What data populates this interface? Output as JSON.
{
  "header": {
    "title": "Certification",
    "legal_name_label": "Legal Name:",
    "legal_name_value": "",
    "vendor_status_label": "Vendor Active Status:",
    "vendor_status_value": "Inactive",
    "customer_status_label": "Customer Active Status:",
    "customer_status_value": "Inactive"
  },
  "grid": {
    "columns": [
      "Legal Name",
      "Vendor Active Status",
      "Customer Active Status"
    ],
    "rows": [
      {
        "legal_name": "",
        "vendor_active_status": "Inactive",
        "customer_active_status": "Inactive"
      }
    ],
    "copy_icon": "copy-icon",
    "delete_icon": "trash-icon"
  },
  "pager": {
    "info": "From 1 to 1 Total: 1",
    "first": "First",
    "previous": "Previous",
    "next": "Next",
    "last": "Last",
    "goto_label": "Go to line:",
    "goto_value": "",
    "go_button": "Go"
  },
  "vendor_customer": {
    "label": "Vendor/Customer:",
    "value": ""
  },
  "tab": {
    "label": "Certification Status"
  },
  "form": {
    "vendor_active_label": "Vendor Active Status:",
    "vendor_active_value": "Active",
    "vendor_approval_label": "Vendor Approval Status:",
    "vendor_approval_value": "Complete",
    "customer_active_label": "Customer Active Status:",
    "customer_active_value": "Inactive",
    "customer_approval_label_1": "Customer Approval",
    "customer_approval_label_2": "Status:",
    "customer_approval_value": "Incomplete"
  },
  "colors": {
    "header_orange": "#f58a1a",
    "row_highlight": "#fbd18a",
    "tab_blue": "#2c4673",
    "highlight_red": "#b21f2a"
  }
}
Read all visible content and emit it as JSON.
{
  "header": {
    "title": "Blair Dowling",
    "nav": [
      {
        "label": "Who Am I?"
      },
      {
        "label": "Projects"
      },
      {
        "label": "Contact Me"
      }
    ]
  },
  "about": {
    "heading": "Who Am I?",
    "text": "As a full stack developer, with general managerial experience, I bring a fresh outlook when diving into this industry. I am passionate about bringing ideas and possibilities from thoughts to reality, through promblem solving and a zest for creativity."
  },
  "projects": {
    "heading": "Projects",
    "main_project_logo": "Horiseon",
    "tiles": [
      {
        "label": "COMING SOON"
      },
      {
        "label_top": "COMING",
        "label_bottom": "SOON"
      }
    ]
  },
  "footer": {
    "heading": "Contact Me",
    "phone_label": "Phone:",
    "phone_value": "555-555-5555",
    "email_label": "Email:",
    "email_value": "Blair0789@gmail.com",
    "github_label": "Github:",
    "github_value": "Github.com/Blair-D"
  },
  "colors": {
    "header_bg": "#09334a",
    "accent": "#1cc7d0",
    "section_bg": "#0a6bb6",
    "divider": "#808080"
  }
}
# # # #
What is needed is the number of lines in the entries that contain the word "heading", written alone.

3